Collected data entries:

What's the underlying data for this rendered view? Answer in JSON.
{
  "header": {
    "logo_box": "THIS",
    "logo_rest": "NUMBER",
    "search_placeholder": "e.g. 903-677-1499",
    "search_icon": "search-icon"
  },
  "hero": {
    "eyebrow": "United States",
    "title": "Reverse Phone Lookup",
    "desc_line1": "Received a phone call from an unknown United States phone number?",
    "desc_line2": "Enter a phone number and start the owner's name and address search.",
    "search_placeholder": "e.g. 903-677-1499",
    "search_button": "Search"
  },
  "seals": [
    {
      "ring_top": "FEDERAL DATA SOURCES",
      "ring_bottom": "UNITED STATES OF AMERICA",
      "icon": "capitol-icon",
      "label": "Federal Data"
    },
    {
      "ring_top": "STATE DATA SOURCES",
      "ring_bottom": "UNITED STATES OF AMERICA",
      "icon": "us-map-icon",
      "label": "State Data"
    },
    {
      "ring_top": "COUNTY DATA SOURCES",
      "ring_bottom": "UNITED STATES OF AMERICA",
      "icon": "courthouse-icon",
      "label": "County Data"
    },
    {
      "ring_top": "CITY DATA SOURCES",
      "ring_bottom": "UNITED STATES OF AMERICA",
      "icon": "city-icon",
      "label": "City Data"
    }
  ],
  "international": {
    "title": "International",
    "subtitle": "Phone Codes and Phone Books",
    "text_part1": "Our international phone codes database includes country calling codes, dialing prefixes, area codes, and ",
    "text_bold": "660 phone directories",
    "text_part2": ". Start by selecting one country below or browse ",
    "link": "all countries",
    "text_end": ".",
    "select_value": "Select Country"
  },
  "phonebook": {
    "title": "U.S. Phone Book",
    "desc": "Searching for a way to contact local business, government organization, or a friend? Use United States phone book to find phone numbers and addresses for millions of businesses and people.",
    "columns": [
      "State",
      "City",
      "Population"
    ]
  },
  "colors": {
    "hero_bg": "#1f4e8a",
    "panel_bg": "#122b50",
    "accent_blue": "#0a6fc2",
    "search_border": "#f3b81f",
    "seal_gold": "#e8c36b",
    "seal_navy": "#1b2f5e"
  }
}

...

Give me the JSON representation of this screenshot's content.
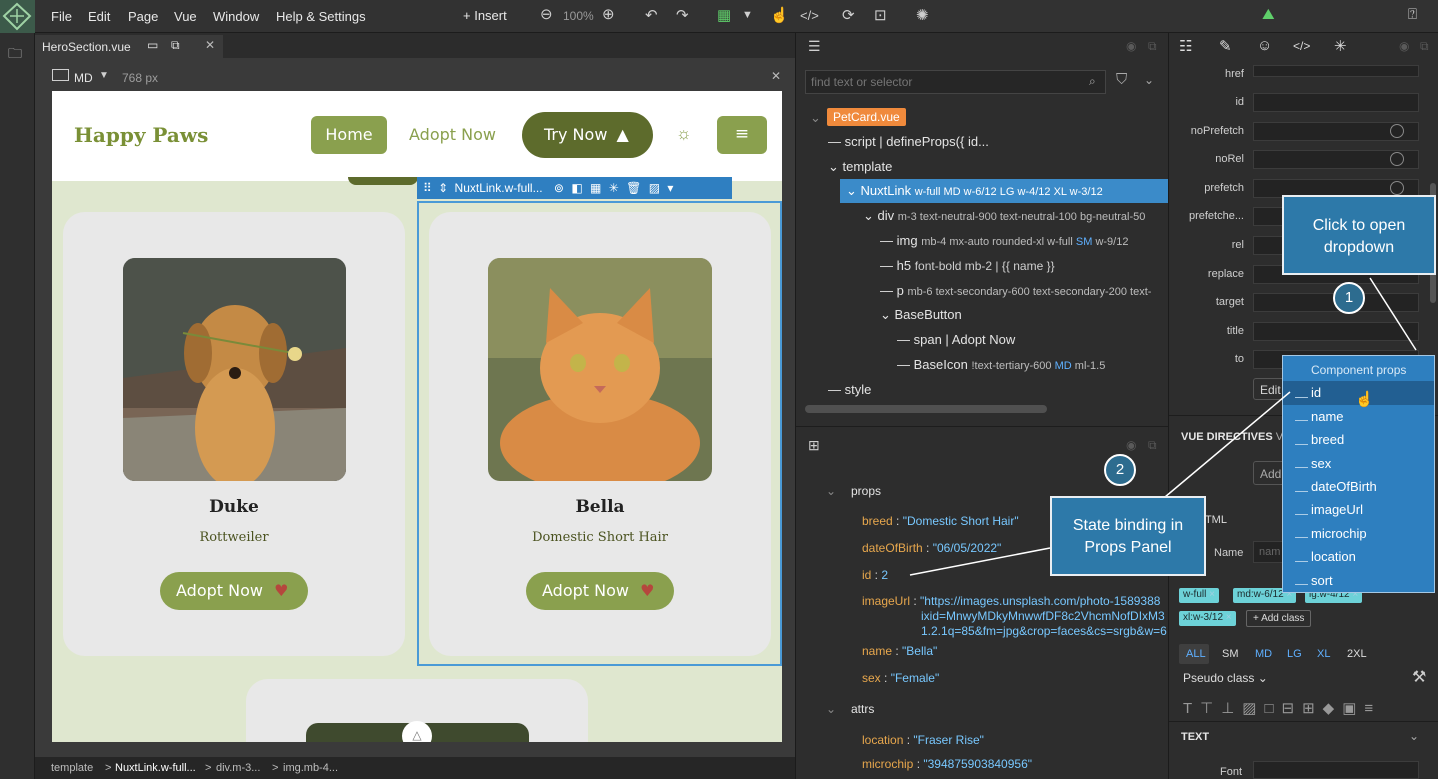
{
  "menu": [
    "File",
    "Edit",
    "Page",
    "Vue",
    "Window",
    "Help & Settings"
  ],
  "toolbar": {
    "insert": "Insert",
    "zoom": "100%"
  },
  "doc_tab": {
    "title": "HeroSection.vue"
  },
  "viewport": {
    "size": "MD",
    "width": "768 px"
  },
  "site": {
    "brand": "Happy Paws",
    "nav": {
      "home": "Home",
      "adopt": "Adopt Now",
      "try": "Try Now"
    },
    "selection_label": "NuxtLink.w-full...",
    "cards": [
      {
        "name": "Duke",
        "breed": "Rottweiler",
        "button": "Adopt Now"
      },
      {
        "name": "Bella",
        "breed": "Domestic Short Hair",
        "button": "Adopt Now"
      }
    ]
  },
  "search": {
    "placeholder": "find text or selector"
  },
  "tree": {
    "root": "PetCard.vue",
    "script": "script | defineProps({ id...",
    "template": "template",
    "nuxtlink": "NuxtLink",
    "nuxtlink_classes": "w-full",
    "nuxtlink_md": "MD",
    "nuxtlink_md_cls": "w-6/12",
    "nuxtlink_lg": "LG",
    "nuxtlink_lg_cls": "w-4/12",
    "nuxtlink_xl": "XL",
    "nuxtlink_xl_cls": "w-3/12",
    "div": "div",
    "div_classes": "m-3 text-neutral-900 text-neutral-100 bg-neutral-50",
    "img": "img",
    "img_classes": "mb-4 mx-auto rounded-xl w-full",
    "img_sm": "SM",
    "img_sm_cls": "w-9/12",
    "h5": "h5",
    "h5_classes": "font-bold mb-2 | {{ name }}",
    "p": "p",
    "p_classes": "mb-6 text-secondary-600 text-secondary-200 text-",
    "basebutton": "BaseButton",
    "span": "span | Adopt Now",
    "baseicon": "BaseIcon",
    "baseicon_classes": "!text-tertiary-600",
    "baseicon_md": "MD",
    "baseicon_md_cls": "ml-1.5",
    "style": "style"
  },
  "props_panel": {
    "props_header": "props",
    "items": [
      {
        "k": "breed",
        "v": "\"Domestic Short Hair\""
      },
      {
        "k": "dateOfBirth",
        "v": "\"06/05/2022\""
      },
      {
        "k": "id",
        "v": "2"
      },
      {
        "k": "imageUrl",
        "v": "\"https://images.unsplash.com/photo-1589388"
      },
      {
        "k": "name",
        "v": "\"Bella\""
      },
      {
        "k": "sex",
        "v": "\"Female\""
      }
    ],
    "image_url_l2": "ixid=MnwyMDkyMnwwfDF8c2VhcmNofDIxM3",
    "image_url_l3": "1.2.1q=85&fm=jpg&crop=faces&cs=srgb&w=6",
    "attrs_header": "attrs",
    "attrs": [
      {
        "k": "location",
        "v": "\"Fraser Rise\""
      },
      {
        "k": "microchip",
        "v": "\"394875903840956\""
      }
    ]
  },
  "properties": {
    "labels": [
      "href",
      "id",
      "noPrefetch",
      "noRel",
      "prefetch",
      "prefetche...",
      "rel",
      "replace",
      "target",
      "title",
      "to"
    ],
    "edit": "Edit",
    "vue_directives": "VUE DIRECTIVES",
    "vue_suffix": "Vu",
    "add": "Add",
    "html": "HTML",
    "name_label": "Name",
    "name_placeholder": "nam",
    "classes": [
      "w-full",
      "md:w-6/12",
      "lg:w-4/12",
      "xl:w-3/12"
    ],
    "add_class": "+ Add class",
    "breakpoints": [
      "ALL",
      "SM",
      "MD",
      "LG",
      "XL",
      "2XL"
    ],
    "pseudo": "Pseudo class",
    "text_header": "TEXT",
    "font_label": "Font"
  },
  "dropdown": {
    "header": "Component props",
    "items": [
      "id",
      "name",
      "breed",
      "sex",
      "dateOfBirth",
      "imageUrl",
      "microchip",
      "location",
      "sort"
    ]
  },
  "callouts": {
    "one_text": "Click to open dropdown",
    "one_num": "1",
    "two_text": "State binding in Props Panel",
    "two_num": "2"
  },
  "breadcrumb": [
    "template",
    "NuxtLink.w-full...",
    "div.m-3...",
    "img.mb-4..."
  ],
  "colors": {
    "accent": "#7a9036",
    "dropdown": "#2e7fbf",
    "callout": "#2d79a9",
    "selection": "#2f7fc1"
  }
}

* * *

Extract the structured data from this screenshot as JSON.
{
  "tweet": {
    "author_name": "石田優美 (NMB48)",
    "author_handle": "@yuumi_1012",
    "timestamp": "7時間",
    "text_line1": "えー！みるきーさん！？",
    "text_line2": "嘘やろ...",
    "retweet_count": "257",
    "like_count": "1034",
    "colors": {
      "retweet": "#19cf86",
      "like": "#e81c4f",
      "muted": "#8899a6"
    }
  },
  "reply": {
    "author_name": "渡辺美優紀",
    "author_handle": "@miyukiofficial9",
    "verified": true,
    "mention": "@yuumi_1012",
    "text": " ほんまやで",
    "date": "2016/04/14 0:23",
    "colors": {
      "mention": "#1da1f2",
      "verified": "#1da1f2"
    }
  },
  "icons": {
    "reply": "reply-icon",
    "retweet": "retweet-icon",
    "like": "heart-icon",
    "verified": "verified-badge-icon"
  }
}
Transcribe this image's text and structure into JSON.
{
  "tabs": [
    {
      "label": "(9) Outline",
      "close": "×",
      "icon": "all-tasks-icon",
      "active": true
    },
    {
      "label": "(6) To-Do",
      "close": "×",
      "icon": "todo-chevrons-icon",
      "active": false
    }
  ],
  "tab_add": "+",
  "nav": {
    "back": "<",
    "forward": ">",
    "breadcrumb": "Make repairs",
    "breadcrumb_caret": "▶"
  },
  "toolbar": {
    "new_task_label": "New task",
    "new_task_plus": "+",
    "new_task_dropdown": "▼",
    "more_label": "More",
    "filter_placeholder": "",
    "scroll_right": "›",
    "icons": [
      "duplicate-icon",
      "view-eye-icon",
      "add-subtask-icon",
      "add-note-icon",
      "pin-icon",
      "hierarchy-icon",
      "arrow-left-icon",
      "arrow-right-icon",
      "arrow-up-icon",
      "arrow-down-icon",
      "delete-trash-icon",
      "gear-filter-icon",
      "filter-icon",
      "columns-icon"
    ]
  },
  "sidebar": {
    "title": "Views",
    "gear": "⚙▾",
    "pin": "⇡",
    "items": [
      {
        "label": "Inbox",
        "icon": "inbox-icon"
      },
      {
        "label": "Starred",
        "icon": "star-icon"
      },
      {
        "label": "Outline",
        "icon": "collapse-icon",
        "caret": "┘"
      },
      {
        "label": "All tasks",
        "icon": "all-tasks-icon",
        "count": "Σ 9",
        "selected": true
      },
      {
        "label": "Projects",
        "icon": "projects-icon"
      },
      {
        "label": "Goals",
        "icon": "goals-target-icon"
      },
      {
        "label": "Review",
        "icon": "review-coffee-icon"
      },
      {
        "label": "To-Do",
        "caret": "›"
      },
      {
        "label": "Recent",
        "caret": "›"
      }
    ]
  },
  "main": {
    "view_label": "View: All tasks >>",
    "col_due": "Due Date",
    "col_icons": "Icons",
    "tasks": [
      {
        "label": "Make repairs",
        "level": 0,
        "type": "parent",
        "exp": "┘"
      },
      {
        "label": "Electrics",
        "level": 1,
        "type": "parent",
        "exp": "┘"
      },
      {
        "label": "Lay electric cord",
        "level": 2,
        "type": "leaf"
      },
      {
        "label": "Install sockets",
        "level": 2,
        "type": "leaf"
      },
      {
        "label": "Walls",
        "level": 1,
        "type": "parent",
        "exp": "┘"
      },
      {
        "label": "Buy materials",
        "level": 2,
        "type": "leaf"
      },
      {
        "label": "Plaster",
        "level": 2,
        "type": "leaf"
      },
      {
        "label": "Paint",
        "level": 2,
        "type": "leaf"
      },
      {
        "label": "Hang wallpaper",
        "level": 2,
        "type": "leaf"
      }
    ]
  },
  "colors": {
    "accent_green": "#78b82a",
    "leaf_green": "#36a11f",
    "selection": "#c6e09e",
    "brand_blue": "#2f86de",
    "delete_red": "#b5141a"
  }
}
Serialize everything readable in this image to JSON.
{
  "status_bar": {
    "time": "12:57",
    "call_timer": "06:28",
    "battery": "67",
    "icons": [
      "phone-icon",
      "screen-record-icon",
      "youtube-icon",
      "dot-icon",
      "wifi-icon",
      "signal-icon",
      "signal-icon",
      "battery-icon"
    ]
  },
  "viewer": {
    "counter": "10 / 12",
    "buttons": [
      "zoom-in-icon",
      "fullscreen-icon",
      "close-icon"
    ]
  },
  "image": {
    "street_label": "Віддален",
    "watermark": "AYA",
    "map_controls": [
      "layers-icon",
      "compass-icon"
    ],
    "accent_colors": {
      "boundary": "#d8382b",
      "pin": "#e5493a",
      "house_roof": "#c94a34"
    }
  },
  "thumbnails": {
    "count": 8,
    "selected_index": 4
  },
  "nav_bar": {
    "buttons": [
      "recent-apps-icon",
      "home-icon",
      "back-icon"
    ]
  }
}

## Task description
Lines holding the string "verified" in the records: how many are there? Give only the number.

## Finished exercise
3